Francis M. Macri, Toronto

Narrow crossing

Well, big deal, so now we have a concrete road to New Brunswick and what a make-work project it was for a few years (“The Island’s new link,” Canada, June 2). As an Islander, I can tell you that a lot of Islanders don’t want the link. Your readers may find it interesting to know that there is only one traffic lane and one narrow trouble lane—about the width of two bicycles—in each direction. Also, you can’t see over the side when crossing, so don’t expect to have a beautiful view of the water and the red shores when you are coming to Prince Edward Island.

Janet Gordon Gaudet, St. Catherines, P.E.I.

Many people in Prince Edward Island are concerned about the newly opened Confederation Bridge. They feel it will destroy their lifestyle. Well, it is going to have some serious side-effects. Consider the current Island lifestyle: low population, low income, and 16per-cent unemployment. With the bridge now open, these aspects of Island life will simply not be able to persist. Because there will no longer be a ferry lineup to discourage visitors, tourists will begin pouring into the province, bringing their reprehensible money with them. These tourists will be an extreme inconvenience. New services will have to be built to support the influx and unfortunately some of those unemployed might have to get a job to help bear the awful load tourist dollars will be placing on the province.

Benjamin Warrington, Wainwright, Alta.

Magazine protection

As a Canadian now immersed in American culture, I think I have a good idea of what it would be like if Canadian magazines were pushed out by American giants (“Publish or perish,” Business, June 2). My only non-American worldview comes from the Maclean’s I receive weekly. While the Canadian government will try to legislate protection for the magazine industry, it is unlikely that it will be very successful in today’s world trade climate. It then falls to the Canadian people to act. Canadian advertisers

must realize that some things are more important than money, and thus should continue to support Canadian magazines. And the rest of us must step in with some incentive. We should clearly state that as Canadians we don’t find it acceptable for Canadian businesses not to support our magazines. We can do this by informing companies seen to advertise in split-runs that we do not approve, and that we will not use their products or services as a result.

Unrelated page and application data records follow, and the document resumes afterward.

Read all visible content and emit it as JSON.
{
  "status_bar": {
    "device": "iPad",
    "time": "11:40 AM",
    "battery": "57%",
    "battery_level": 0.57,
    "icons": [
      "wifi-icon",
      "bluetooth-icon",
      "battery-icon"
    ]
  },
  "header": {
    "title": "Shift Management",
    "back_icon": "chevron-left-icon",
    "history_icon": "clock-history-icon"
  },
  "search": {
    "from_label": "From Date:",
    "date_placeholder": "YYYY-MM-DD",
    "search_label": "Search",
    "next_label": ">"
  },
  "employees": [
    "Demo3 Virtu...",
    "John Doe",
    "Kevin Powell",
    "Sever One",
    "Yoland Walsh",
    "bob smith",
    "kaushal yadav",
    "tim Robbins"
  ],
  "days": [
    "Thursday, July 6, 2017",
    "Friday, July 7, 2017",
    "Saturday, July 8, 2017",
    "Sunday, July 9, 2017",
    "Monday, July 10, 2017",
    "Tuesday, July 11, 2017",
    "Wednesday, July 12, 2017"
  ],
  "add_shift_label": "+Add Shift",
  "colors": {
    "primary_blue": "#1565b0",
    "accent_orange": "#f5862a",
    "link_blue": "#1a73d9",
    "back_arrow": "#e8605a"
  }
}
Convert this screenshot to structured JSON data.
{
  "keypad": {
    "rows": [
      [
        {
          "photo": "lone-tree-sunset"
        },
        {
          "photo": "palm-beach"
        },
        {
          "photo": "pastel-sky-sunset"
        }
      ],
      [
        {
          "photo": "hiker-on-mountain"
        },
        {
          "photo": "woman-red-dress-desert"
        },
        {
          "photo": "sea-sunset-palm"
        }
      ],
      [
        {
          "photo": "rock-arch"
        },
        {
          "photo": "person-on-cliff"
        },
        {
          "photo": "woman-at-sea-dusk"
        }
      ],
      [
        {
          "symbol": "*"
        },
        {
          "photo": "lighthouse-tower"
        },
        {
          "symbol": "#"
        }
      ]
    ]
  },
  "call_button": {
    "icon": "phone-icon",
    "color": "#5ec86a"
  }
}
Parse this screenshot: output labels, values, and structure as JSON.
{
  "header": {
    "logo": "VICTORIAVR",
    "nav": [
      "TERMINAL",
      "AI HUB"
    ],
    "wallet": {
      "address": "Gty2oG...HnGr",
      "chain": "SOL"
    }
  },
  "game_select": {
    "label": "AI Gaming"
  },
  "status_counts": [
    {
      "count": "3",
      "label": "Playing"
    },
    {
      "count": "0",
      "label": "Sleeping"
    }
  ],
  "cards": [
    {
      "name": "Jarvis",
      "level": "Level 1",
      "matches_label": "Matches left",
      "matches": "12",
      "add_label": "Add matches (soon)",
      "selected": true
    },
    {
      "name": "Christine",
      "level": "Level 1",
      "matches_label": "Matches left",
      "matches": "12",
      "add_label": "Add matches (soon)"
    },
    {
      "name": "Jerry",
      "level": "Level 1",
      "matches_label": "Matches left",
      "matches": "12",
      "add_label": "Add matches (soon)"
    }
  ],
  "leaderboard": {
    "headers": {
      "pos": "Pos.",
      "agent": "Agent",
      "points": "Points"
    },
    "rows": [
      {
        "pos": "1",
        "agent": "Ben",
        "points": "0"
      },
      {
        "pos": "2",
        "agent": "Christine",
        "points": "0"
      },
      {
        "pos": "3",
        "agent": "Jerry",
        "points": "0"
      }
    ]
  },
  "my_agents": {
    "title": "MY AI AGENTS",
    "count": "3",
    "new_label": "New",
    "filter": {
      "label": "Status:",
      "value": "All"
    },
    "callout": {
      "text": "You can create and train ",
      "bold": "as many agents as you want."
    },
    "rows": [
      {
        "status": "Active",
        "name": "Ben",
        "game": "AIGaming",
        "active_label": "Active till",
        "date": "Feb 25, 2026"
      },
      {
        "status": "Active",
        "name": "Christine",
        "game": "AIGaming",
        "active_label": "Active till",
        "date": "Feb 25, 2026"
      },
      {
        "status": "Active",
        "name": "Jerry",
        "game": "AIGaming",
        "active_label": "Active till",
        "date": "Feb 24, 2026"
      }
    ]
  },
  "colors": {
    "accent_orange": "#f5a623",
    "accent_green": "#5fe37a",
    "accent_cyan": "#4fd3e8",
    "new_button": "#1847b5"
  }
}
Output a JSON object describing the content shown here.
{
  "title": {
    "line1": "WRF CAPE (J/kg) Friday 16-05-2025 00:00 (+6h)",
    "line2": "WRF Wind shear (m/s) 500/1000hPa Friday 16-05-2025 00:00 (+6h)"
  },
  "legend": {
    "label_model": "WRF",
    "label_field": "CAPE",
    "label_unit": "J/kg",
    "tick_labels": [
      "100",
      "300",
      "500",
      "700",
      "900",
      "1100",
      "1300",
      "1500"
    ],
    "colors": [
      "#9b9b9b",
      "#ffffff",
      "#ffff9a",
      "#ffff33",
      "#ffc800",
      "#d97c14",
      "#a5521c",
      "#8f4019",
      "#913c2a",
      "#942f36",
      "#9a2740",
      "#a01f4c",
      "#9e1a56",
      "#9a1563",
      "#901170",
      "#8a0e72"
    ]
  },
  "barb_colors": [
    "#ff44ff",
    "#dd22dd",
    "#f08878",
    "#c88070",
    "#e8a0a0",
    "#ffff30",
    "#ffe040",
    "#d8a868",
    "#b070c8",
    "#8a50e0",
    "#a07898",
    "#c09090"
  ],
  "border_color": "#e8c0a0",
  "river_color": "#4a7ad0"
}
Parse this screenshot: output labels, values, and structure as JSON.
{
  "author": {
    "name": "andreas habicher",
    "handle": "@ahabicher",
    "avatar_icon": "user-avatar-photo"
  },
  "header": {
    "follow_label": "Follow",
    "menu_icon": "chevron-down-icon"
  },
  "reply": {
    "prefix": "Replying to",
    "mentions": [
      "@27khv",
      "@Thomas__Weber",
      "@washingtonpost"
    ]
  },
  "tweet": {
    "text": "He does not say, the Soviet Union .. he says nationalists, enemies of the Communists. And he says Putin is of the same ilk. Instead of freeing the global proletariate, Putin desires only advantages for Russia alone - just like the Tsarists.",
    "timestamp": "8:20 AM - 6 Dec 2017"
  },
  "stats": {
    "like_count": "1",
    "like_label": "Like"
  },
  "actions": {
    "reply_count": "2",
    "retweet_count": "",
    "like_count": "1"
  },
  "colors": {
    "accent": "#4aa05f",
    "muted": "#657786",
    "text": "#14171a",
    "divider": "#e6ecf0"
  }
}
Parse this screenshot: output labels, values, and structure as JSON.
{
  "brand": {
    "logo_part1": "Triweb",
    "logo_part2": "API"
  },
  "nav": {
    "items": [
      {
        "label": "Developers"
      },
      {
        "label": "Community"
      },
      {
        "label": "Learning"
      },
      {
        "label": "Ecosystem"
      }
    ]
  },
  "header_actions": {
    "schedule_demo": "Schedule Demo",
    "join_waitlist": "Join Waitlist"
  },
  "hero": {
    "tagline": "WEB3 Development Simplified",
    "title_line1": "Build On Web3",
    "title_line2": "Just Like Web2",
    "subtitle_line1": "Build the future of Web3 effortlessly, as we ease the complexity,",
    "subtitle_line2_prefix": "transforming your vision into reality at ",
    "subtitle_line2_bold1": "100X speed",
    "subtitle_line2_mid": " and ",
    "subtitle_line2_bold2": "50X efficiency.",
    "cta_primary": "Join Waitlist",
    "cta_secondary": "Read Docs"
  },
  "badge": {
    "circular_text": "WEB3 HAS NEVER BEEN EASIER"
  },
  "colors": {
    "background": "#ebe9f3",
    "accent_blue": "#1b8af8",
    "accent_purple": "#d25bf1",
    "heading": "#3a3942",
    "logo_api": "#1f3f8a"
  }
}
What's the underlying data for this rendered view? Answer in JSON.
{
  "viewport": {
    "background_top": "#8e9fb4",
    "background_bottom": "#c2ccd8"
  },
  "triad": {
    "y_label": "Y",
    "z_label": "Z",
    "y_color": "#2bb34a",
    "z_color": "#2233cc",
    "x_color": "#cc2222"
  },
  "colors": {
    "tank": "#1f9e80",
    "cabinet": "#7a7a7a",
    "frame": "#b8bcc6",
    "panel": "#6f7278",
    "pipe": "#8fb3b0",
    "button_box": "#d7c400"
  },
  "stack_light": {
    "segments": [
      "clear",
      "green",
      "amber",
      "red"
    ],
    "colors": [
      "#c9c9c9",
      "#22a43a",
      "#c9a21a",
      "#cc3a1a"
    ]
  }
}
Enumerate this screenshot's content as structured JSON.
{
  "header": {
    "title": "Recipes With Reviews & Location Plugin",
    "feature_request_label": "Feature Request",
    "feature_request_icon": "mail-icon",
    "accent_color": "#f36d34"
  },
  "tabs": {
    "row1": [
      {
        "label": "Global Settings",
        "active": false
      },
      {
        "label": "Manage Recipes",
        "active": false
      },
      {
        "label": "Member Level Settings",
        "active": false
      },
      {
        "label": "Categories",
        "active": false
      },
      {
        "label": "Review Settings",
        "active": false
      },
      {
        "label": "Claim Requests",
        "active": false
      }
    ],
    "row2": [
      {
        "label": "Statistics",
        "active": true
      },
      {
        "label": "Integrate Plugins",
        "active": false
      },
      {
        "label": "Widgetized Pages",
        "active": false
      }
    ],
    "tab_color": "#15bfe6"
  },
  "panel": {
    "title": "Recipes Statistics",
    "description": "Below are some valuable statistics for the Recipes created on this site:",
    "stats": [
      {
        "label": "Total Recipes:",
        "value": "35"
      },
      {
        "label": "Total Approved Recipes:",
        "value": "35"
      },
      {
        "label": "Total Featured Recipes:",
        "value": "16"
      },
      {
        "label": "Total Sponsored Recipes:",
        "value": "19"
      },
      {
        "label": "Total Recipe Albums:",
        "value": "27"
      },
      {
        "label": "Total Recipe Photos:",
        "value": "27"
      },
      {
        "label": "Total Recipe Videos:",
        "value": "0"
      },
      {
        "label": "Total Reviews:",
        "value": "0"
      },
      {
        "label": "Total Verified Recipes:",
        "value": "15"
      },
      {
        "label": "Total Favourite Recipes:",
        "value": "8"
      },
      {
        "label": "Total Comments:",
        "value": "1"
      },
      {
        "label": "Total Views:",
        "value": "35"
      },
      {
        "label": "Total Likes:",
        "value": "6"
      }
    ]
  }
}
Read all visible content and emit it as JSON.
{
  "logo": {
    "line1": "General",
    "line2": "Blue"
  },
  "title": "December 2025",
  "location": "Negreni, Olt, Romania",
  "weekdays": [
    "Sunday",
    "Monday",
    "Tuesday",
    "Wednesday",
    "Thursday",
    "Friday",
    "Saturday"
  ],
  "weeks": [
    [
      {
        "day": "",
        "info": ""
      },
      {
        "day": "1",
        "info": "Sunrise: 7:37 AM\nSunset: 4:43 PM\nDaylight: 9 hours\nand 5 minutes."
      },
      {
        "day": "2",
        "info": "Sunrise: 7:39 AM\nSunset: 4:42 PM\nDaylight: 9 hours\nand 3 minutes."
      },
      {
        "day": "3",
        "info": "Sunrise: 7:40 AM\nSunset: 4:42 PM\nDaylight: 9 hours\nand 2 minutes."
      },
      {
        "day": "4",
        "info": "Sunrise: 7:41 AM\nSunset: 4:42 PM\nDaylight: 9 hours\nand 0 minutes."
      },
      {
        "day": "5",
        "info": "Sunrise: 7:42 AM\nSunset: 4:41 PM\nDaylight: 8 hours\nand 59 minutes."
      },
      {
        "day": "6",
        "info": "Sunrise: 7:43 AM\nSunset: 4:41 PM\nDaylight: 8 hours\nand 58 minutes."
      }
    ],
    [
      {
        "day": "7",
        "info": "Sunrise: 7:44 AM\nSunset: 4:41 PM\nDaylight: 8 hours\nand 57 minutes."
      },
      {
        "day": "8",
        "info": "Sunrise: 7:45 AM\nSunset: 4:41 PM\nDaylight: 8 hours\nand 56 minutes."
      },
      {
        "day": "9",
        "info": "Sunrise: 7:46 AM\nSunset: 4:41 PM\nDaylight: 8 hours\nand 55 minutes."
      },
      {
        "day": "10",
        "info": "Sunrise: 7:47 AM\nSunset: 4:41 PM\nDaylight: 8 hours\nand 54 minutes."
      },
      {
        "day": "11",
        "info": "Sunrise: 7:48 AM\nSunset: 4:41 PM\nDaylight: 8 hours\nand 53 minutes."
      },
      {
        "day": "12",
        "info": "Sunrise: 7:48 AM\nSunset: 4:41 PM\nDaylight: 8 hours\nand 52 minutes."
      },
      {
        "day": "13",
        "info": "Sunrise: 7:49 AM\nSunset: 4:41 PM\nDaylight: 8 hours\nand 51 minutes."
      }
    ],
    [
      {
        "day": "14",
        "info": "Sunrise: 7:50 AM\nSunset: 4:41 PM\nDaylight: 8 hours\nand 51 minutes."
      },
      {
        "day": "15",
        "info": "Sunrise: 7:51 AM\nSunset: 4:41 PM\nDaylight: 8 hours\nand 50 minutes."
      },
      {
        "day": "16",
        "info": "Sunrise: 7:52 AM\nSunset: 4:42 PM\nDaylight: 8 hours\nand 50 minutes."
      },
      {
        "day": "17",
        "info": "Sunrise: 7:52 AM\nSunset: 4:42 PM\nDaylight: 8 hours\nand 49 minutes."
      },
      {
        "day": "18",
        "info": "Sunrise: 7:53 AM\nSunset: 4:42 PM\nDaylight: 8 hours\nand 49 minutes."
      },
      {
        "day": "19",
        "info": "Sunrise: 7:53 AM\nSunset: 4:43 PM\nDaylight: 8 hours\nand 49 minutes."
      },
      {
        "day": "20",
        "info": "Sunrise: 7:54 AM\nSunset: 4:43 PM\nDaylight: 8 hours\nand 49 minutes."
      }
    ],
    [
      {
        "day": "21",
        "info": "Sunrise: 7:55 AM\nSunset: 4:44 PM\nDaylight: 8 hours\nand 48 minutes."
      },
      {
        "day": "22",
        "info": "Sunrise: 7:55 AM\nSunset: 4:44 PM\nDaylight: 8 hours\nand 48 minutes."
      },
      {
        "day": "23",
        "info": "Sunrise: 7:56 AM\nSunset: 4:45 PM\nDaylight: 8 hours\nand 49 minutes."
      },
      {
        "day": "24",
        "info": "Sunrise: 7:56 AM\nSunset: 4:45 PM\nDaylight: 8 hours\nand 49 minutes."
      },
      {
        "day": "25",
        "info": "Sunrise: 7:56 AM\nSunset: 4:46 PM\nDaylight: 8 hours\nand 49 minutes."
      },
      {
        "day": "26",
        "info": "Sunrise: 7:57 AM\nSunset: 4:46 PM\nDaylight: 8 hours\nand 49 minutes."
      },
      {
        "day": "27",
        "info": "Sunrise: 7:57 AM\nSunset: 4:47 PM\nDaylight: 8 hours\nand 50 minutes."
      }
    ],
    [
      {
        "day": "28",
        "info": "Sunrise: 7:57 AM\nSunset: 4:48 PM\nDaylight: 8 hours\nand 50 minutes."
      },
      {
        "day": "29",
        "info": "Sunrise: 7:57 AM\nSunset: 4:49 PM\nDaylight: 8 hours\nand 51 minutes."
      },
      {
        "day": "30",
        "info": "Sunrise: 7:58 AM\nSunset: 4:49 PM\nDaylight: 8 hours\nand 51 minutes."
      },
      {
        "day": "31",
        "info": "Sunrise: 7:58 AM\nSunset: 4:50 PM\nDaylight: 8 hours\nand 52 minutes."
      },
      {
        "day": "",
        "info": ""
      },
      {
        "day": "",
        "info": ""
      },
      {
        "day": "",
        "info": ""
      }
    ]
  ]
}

Even one message will show that there are people to whom this is important. I realize that this could take some effort, but I think that supporting our Canadian identity is worth a few minutes of our time.

Ivar Christopher, Iowa City, Iowa HI

Unforgivable

After years of watching and listening to the message of Reform, the symbolism of Preston Manning deciding to move into Stornoway after all has not been lost on me (“The perks of office,” Canada Notes, July 1). Mr. Manning, did you steal my vote? A priceless opportunity to walk the talk has been passed over with this simple act of selfindulgence. Any progress the Reform party

has made with people such as myself who take their vote seriously has been compromised. Sure, your advisers talked you into the move, but they are wrong.

Terrance Quaid, Sherwood Park, Alta. HI

What a bunch of pettifogging, whining little people we Canadians are truly showing ourselves to be. A funny-looking fellow with a funny-sounding voice began a Canadian political party. From scratch, the Reform party has risen to the status of Her Majesty’s Loyal Opposition. More importantly, and a fact for which all Canadians should be eternally grateful, Reform replaced a “Loyal Opposition” so treacherous, hypocritical, and treasonous that its reason for being was and is the destruction of Canada. Do we cheer this leader? No, we heap scorn on him. Did he break a promise on the GST? No. Did he feel the heat over Somalia and have Doug the Thug pull the plug? No. Did he give away a billion tax dollars over the Pearson fiasco? No. Much worse, he changed his mind about an ill-advised unrealistic comment, a comment probably made for stupidly idealistic reasons. He changed his mind about where he should live. And of course, no governing party has ever misled us about anything as serious as this.

Lawrence Mitoff, Mississauga, Ont. HI